START SUPPLIED MATERIAL
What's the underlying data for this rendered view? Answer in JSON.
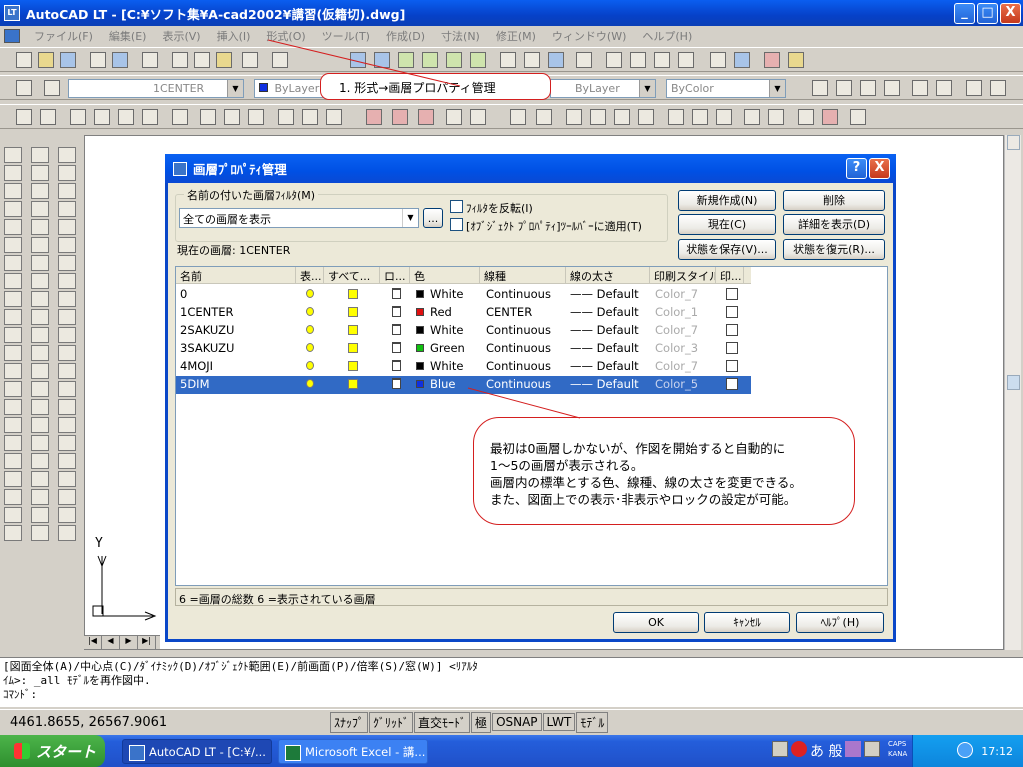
{
  "window": {
    "title": "AutoCAD LT - [C:¥ソフト集¥A-cad2002¥講習(仮籍切).dwg]",
    "controls": [
      "_",
      "□",
      "X"
    ]
  },
  "menubar": [
    "ファイル(F)",
    "編集(E)",
    "表示(V)",
    "挿入(I)",
    "形式(O)",
    "ツール(T)",
    "作成(D)",
    "寸法(N)",
    "修正(M)",
    "ウィンドウ(W)",
    "ヘルプ(H)"
  ],
  "toolbar2": {
    "layer_combo": "1CENTER",
    "color_combo": "ByLayer",
    "linetype_combo": "ByLayer",
    "plotstyle_combo": "ByColor"
  },
  "callout1": {
    "text": "1. 形式→画層プロパティ管理"
  },
  "callout2": {
    "lines": [
      "最初は0画層しかないが、作図を開始すると自動的に",
      "1〜5の画層が表示される。",
      "画層内の標準とする色、線種、線の太さを変更できる。",
      "また、図面上での表示･非表示やロックの設定が可能。"
    ]
  },
  "dialog": {
    "title": "画層ﾌﾟﾛﾊﾟﾃｨ管理",
    "help_btn": "?",
    "close_btn": "X",
    "filter_group_label": "名前の付いた画層ﾌｨﾙﾀ(M)",
    "filter_value": "全ての画層を表示",
    "filter_more": "...",
    "invert_filter": "ﾌｨﾙﾀを反転(I)",
    "apply_toolbar": "[ｵﾌﾞｼﾞｪｸﾄ ﾌﾟﾛﾊﾟﾃｨ]ﾂｰﾙﾊﾞｰに適用(T)",
    "buttons": {
      "new": "新規作成(N)",
      "delete": "削除",
      "current": "現在(C)",
      "show_details": "詳細を表示(D)",
      "save_state": "状態を保存(V)...",
      "restore_state": "状態を復元(R)..."
    },
    "current_layer_label": "現在の画層: 1CENTER",
    "columns": [
      "名前",
      "表...",
      "すべて...",
      "ロ...",
      "色",
      "線種",
      "線の太さ",
      "印刷スタイル",
      "印..."
    ],
    "layers": [
      {
        "name": "0",
        "color_name": "White",
        "color": "#000000",
        "linetype": "Continuous",
        "lineweight": "—— Default",
        "plotstyle": "Color_7"
      },
      {
        "name": "1CENTER",
        "color_name": "Red",
        "color": "#e01010",
        "linetype": "CENTER",
        "lineweight": "—— Default",
        "plotstyle": "Color_1"
      },
      {
        "name": "2SAKUZU",
        "color_name": "White",
        "color": "#000000",
        "linetype": "Continuous",
        "lineweight": "—— Default",
        "plotstyle": "Color_7"
      },
      {
        "name": "3SAKUZU",
        "color_name": "Green",
        "color": "#10c010",
        "linetype": "Continuous",
        "lineweight": "—— Default",
        "plotstyle": "Color_3"
      },
      {
        "name": "4MOJI",
        "color_name": "White",
        "color": "#000000",
        "linetype": "Continuous",
        "lineweight": "—— Default",
        "plotstyle": "Color_7"
      },
      {
        "name": "5DIM",
        "color_name": "Blue",
        "color": "#1030e0",
        "linetype": "Continuous",
        "lineweight": "—— Default",
        "plotstyle": "Color_5"
      }
    ],
    "status_text": "6 =画層の総数 6 =表示されている画層",
    "ok": "OK",
    "cancel": "ｷｬﾝｾﾙ",
    "help": "ﾍﾙﾌﾟ(H)"
  },
  "canvas": {
    "ucs_y": "Y"
  },
  "layout_tabs": [
    "|◀",
    "◀",
    "▶",
    "▶|"
  ],
  "command": {
    "line1": "[図面全体(A)/中心点(C)/ﾀﾞｲﾅﾐｯｸ(D)/ｵﾌﾞｼﾞｪｸﾄ範囲(E)/前画面(P)/倍率(S)/窓(W)] <ﾘｱﾙﾀ",
    "line2": "ｲﾑ>: _all ﾓﾃﾞﾙを再作図中.",
    "line3": "ｺﾏﾝﾄﾞ:"
  },
  "statusbar": {
    "coords": "4461.8655, 26567.9061",
    "toggles": [
      "ｽﾅｯﾌﾟ",
      "ｸﾞﾘｯﾄﾞ",
      "直交ﾓｰﾄﾞ",
      "極",
      "OSNAP",
      "LWT",
      "ﾓﾃﾞﾙ"
    ]
  },
  "taskbar": {
    "start": "スタート",
    "tasks": [
      "AutoCAD LT - [C:¥/...",
      "Microsoft Excel - 講..."
    ],
    "tray_ime": "あ 般",
    "caps": "CAPS",
    "kana": "KANA",
    "clock": "17:12"
  }
}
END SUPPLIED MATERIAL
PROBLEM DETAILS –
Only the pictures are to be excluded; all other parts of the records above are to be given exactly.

ANSWER SPACE –
What's the underlying data for this rendered view? Answer in JSON.
{
  "window": {
    "title": "AutoCAD LT - [C:¥ソフト集¥A-cad2002¥講習(仮籍切).dwg]",
    "controls": [
      "_",
      "□",
      "X"
    ]
  },
  "menubar": [
    "ファイル(F)",
    "編集(E)",
    "表示(V)",
    "挿入(I)",
    "形式(O)",
    "ツール(T)",
    "作成(D)",
    "寸法(N)",
    "修正(M)",
    "ウィンドウ(W)",
    "ヘルプ(H)"
  ],
  "toolbar2": {
    "layer_combo": "1CENTER",
    "color_combo": "ByLayer",
    "linetype_combo": "ByLayer",
    "plotstyle_combo": "ByColor"
  },
  "callout1": {
    "text": "1. 形式→画層プロパティ管理"
  },
  "callout2": {
    "lines": [
      "最初は0画層しかないが、作図を開始すると自動的に",
      "1〜5の画層が表示される。",
      "画層内の標準とする色、線種、線の太さを変更できる。",
      "また、図面上での表示･非表示やロックの設定が可能。"
    ]
  },
  "dialog": {
    "title": "画層ﾌﾟﾛﾊﾟﾃｨ管理",
    "help_btn": "?",
    "close_btn": "X",
    "filter_group_label": "名前の付いた画層ﾌｨﾙﾀ(M)",
    "filter_value": "全ての画層を表示",
    "filter_more": "...",
    "invert_filter": "ﾌｨﾙﾀを反転(I)",
    "apply_toolbar": "[ｵﾌﾞｼﾞｪｸﾄ ﾌﾟﾛﾊﾟﾃｨ]ﾂｰﾙﾊﾞｰに適用(T)",
    "buttons": {
      "new": "新規作成(N)",
      "delete": "削除",
      "current": "現在(C)",
      "show_details": "詳細を表示(D)",
      "save_state": "状態を保存(V)...",
      "restore_state": "状態を復元(R)..."
    },
    "current_layer_label": "現在の画層: 1CENTER",
    "columns": [
      "名前",
      "表...",
      "すべて...",
      "ロ...",
      "色",
      "線種",
      "線の太さ",
      "印刷スタイル",
      "印..."
    ],
    "layers": [
      {
        "name": "0",
        "color_name": "White",
        "color": "#000000",
        "linetype": "Continuous",
        "lineweight": "—— Default",
        "plotstyle": "Color_7"
      },
      {
        "name": "1CENTER",
        "color_name": "Red",
        "color": "#e01010",
        "linetype": "CENTER",
        "lineweight": "—— Default",
        "plotstyle": "Color_1"
      },
      {
        "name": "2SAKUZU",
        "color_name": "White",
        "color": "#000000",
        "linetype": "Continuous",
        "lineweight": "—— Default",
        "plotstyle": "Color_7"
      },
      {
        "name": "3SAKUZU",
        "color_name": "Green",
        "color": "#10c010",
        "linetype": "Continuous",
        "lineweight": "—— Default",
        "plotstyle": "Color_3"
      },
      {
        "name": "4MOJI",
        "color_name": "White",
        "color": "#000000",
        "linetype": "Continuous",
        "lineweight": "—— Default",
        "plotstyle": "Color_7"
      },
      {
        "name": "5DIM",
        "color_name": "Blue",
        "color": "#1030e0",
        "linetype": "Continuous",
        "lineweight": "—— Default",
        "plotstyle": "Color_5"
      }
    ],
    "status_text": "6 =画層の総数 6 =表示されている画層",
    "ok": "OK",
    "cancel": "ｷｬﾝｾﾙ",
    "help": "ﾍﾙﾌﾟ(H)"
  },
  "canvas": {
    "ucs_y": "Y"
  },
  "layout_tabs": [
    "|◀",
    "◀",
    "▶",
    "▶|"
  ],
  "command": {
    "line1": "[図面全体(A)/中心点(C)/ﾀﾞｲﾅﾐｯｸ(D)/ｵﾌﾞｼﾞｪｸﾄ範囲(E)/前画面(P)/倍率(S)/窓(W)] <ﾘｱﾙﾀ",
    "line2": "ｲﾑ>: _all ﾓﾃﾞﾙを再作図中.",
    "line3": "ｺﾏﾝﾄﾞ:"
  },
  "statusbar": {
    "coords": "4461.8655, 26567.9061",
    "toggles": [
      "ｽﾅｯﾌﾟ",
      "ｸﾞﾘｯﾄﾞ",
      "直交ﾓｰﾄﾞ",
      "極",
      "OSNAP",
      "LWT",
      "ﾓﾃﾞﾙ"
    ]
  },
  "taskbar": {
    "start": "スタート",
    "tasks": [
      "AutoCAD LT - [C:¥/...",
      "Microsoft Excel - 講..."
    ],
    "tray_ime": "あ 般",
    "caps": "CAPS",
    "kana": "KANA",
    "clock": "17:12"
  }
}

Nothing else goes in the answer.